→ Task prompt:
Repeat every line of the data exactly; the pictures stay out.

Website and app data records:
◆ ◆ ◆ ◆ ◆
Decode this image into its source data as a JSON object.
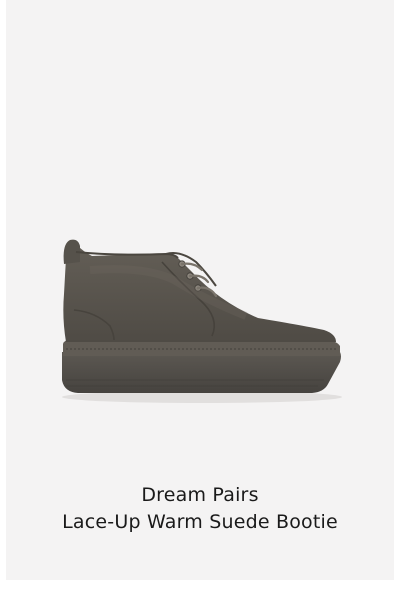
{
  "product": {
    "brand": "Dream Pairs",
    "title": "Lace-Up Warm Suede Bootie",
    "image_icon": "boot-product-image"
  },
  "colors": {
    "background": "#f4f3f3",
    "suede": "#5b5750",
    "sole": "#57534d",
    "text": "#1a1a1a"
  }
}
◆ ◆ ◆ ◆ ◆
→ Response:
Decode this image into its source data as a JSON object.
{
  "product": {
    "brand": "Dream Pairs",
    "title": "Lace-Up Warm Suede Bootie",
    "image_icon": "boot-product-image"
  },
  "colors": {
    "background": "#f4f3f3",
    "suede": "#5b5750",
    "sole": "#57534d",
    "text": "#1a1a1a"
  }
}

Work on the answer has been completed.